[Dataset rows describing interfaces]
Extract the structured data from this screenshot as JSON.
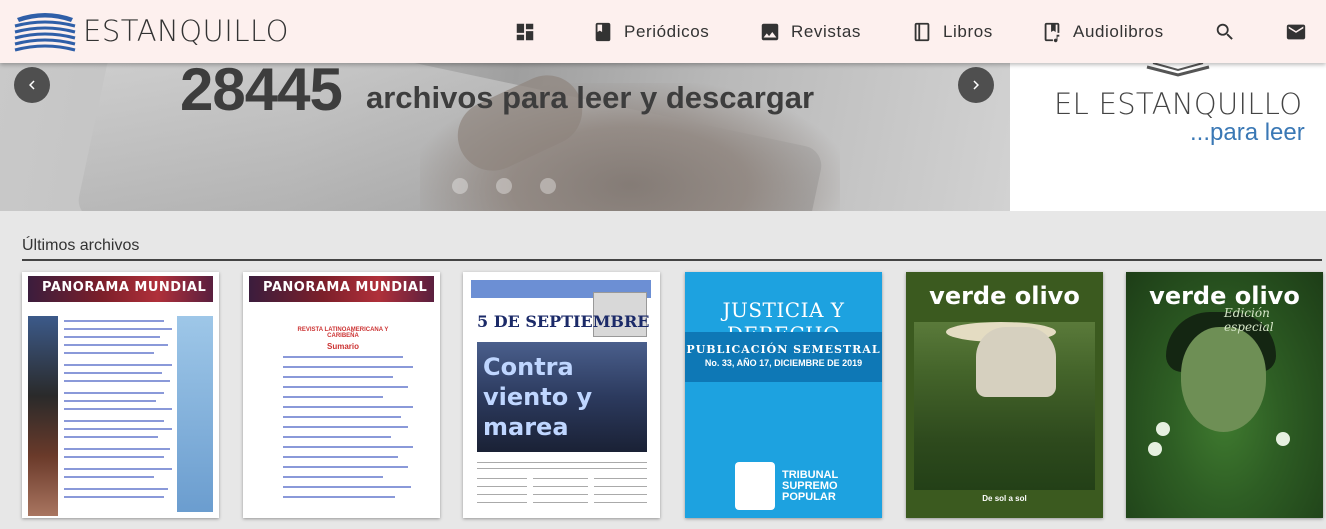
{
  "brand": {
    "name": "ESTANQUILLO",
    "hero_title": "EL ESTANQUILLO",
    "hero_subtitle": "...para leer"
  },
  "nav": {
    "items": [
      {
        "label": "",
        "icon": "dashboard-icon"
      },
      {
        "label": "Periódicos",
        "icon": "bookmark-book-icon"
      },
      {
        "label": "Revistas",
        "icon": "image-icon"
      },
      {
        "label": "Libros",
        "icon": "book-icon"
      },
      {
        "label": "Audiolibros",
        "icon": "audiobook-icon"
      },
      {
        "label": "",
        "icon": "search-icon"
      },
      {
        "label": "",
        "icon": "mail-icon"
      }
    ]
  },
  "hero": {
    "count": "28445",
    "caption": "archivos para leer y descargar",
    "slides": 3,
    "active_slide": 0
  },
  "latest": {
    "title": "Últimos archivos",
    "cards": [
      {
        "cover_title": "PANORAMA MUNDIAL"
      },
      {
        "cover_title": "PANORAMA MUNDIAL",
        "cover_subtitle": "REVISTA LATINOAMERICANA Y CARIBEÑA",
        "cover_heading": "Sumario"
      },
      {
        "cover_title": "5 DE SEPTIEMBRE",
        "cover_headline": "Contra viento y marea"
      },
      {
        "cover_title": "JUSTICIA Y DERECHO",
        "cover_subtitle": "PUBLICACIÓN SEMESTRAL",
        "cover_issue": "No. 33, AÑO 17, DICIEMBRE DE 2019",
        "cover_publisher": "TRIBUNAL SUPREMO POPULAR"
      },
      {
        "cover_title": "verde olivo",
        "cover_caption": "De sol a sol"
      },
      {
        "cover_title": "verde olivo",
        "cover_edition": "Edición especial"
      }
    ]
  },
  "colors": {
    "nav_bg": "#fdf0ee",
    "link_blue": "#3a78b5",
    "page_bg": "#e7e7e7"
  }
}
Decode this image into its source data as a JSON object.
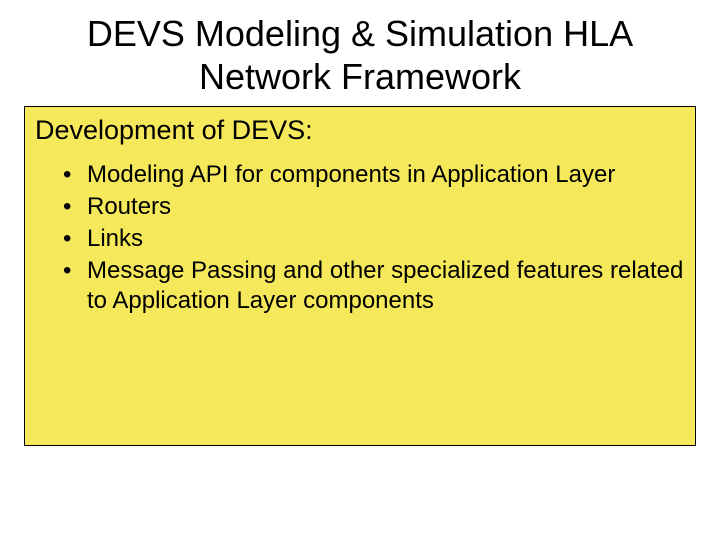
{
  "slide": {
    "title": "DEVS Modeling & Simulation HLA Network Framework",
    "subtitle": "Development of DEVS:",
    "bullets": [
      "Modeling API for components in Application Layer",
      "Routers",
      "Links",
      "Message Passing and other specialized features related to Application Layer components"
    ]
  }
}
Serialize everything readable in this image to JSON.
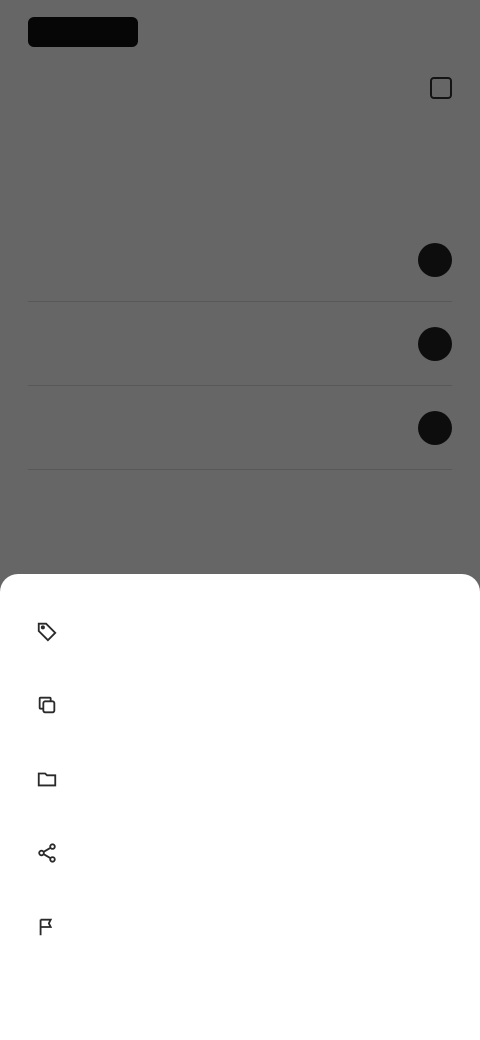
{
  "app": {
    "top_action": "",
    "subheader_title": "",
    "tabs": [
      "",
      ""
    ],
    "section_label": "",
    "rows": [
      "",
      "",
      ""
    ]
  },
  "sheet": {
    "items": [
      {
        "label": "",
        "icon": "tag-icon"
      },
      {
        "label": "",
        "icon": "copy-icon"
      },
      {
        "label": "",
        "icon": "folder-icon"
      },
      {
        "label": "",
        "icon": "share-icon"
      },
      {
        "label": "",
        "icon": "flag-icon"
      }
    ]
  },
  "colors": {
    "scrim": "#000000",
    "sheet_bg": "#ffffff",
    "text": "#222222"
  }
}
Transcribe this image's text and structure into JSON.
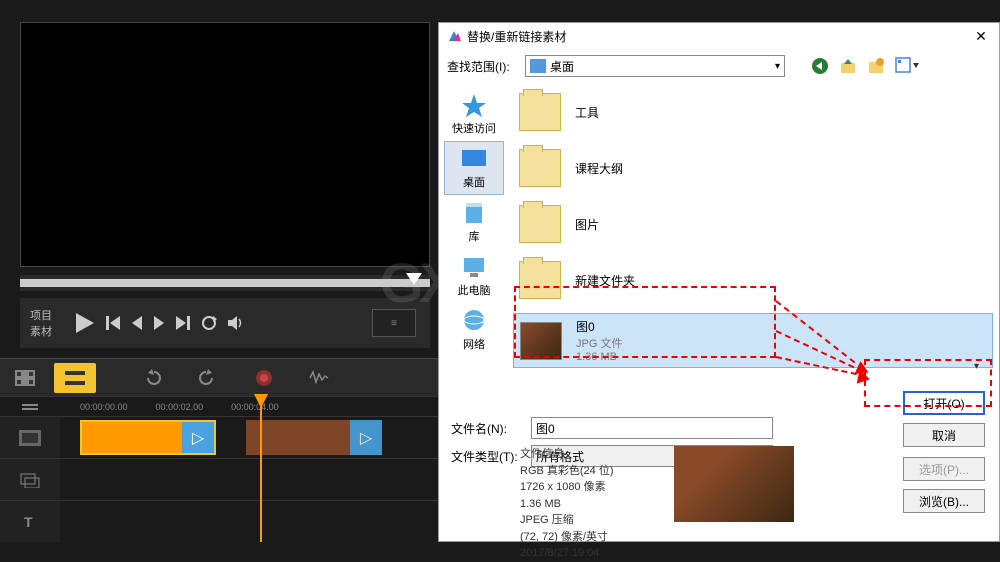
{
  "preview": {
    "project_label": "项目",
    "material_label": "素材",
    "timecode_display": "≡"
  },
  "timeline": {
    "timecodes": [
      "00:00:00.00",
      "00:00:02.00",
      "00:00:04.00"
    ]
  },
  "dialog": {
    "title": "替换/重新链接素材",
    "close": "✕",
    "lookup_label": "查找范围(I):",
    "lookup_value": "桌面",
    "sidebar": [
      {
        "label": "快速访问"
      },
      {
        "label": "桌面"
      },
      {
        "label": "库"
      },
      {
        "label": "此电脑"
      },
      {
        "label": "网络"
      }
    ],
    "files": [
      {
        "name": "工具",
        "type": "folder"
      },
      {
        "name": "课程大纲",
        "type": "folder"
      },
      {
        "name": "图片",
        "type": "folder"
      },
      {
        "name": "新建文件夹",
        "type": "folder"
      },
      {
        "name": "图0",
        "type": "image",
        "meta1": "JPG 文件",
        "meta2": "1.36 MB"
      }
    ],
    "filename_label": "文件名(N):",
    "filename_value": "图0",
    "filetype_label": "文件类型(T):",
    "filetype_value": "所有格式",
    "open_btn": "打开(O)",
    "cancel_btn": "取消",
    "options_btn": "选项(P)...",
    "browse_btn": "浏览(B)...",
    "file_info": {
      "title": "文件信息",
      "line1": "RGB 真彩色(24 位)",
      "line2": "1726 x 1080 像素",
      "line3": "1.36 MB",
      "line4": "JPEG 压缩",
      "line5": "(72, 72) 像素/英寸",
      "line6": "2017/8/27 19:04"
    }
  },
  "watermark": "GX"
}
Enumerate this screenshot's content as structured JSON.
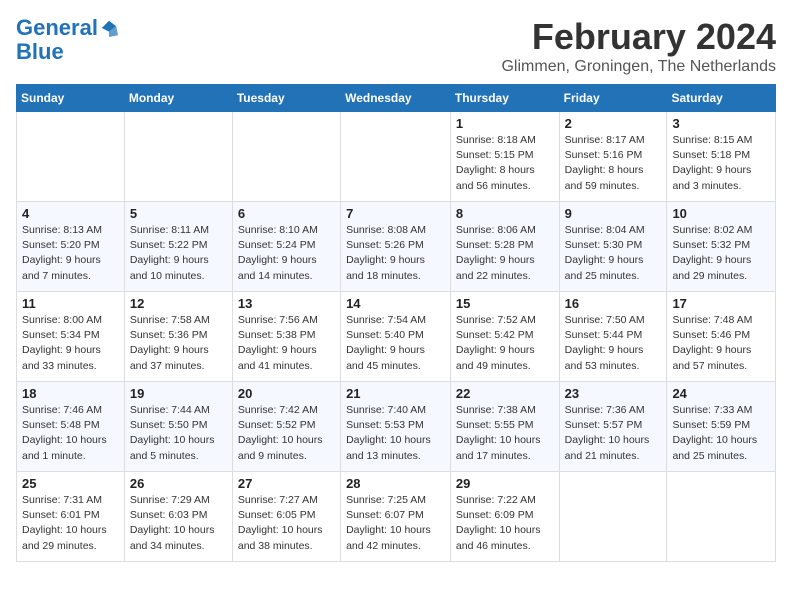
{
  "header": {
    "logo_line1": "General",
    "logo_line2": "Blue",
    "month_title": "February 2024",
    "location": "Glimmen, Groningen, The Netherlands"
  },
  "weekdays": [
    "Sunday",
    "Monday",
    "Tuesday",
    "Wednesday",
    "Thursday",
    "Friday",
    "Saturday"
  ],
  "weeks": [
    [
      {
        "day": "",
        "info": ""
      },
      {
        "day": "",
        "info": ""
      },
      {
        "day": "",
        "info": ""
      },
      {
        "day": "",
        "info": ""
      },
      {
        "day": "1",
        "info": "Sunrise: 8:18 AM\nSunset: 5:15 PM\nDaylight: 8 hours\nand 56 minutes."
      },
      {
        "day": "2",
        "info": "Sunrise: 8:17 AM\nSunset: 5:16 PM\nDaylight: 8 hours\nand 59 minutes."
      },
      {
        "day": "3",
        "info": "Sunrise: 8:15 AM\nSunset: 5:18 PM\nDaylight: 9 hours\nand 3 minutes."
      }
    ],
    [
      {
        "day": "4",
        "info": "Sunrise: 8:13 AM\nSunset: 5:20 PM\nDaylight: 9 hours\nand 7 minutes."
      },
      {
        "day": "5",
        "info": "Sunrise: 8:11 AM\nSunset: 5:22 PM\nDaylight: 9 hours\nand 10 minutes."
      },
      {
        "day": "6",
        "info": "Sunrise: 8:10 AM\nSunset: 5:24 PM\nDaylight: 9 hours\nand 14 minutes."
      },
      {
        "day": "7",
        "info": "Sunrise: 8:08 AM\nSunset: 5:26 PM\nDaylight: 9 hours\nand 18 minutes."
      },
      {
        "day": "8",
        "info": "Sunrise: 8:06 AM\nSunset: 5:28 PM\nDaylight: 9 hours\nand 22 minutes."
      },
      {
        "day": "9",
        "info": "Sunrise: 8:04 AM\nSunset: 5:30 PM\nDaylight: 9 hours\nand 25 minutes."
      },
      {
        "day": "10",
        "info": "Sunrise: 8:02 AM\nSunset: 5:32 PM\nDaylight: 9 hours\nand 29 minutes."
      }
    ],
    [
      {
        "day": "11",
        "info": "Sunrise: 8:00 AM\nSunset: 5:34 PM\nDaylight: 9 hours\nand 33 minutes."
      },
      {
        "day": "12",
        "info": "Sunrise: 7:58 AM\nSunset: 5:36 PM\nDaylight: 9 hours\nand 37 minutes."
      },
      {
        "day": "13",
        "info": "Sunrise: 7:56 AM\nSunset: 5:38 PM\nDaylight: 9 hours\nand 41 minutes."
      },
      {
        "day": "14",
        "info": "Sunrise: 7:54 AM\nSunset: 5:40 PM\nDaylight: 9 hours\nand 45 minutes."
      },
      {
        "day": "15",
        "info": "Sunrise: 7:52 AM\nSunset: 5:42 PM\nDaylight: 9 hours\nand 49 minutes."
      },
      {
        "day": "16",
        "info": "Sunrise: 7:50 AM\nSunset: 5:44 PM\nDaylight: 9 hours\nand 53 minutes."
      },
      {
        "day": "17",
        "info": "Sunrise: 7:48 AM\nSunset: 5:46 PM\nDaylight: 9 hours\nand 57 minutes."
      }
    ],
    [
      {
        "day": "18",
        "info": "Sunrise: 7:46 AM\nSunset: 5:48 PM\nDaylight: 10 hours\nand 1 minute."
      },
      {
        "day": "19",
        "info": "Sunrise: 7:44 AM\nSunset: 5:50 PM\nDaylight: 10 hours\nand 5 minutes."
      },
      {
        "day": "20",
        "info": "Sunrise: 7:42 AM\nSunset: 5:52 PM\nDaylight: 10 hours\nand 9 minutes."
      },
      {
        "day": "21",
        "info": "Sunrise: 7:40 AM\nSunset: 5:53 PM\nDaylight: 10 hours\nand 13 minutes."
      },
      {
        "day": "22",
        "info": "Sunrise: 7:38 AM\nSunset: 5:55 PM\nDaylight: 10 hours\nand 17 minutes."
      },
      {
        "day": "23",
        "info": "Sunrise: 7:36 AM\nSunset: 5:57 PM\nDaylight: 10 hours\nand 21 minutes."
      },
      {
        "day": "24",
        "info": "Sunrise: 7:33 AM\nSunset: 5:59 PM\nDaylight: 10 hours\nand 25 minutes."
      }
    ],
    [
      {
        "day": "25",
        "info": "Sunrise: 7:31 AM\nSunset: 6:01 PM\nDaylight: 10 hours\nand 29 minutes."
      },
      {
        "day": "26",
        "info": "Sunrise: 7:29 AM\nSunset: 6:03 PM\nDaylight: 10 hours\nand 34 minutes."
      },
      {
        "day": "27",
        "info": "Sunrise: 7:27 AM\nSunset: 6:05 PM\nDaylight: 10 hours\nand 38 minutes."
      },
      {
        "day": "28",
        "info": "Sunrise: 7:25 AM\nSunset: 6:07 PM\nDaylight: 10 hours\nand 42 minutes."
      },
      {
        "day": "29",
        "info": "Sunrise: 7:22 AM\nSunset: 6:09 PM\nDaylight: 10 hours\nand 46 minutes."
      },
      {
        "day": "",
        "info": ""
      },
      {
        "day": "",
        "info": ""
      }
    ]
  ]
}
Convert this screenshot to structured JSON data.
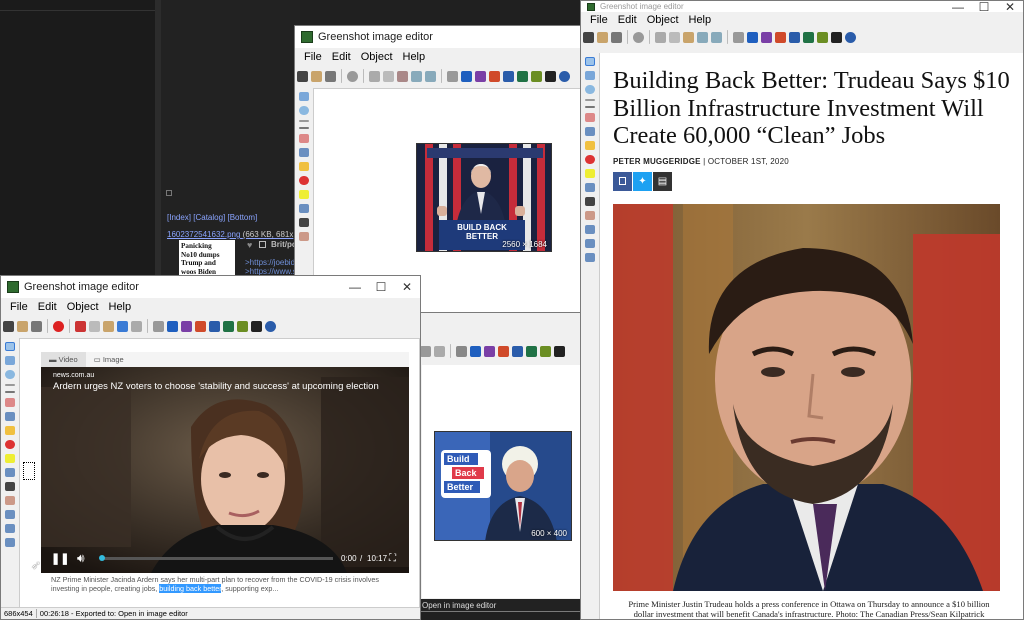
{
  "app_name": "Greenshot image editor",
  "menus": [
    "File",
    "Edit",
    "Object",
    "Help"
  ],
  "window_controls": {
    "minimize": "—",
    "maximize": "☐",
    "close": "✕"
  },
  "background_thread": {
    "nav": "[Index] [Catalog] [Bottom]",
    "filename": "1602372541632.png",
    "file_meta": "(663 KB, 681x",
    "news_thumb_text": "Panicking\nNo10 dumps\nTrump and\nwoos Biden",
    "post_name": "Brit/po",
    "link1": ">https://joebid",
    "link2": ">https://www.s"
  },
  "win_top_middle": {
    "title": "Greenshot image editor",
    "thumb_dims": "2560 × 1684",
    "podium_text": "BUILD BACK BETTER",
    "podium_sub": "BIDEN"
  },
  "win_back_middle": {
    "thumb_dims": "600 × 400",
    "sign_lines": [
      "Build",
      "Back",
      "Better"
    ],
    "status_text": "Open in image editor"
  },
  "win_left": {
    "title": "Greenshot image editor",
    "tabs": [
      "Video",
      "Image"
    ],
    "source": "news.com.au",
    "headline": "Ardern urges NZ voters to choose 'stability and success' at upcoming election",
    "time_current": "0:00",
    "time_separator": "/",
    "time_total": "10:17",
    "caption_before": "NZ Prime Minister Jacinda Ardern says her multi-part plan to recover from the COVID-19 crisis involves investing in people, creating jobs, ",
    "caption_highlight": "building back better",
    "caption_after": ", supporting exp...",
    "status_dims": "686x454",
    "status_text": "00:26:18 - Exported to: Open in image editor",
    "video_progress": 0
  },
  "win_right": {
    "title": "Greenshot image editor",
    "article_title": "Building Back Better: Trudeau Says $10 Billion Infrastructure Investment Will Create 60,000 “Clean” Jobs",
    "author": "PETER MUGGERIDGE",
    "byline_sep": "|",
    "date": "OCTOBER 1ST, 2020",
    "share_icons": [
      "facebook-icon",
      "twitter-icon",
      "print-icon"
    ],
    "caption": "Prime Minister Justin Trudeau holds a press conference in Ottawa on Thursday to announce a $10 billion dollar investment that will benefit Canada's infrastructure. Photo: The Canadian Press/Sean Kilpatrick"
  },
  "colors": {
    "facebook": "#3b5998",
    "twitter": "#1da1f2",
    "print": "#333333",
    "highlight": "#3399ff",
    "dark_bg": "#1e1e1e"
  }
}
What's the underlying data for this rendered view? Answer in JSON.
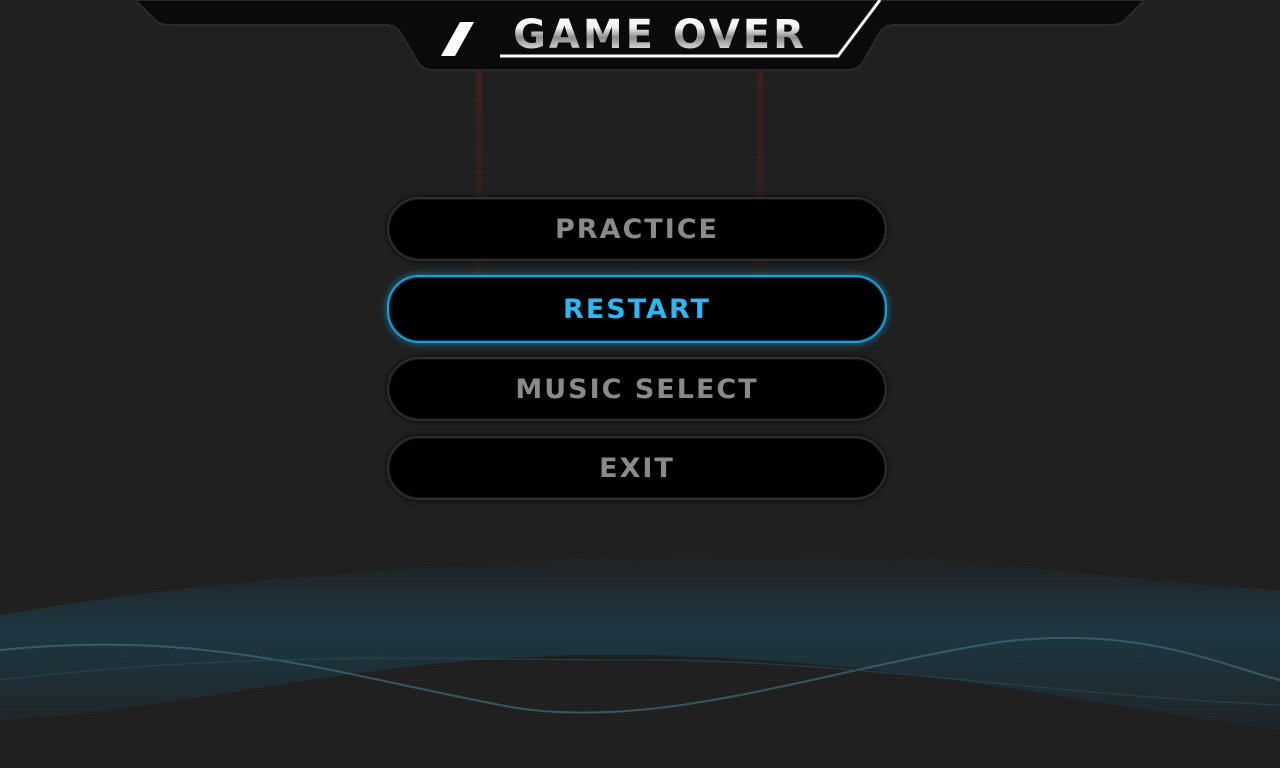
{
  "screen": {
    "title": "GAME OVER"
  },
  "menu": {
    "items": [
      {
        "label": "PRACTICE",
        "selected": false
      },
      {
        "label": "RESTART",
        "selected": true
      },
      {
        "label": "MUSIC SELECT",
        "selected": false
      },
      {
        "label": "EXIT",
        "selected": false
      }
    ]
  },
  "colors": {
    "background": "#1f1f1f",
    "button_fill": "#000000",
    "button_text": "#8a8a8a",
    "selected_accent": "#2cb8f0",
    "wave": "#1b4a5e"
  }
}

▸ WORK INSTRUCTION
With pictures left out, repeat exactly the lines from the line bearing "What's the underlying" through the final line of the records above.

▸ RESPONSE TO THE TASK
What's the underlying data for this rendered view? Answer in JSON.
{
  "screen": {
    "title": "GAME OVER"
  },
  "menu": {
    "items": [
      {
        "label": "PRACTICE",
        "selected": false
      },
      {
        "label": "RESTART",
        "selected": true
      },
      {
        "label": "MUSIC SELECT",
        "selected": false
      },
      {
        "label": "EXIT",
        "selected": false
      }
    ]
  },
  "colors": {
    "background": "#1f1f1f",
    "button_fill": "#000000",
    "button_text": "#8a8a8a",
    "selected_accent": "#2cb8f0",
    "wave": "#1b4a5e"
  }
}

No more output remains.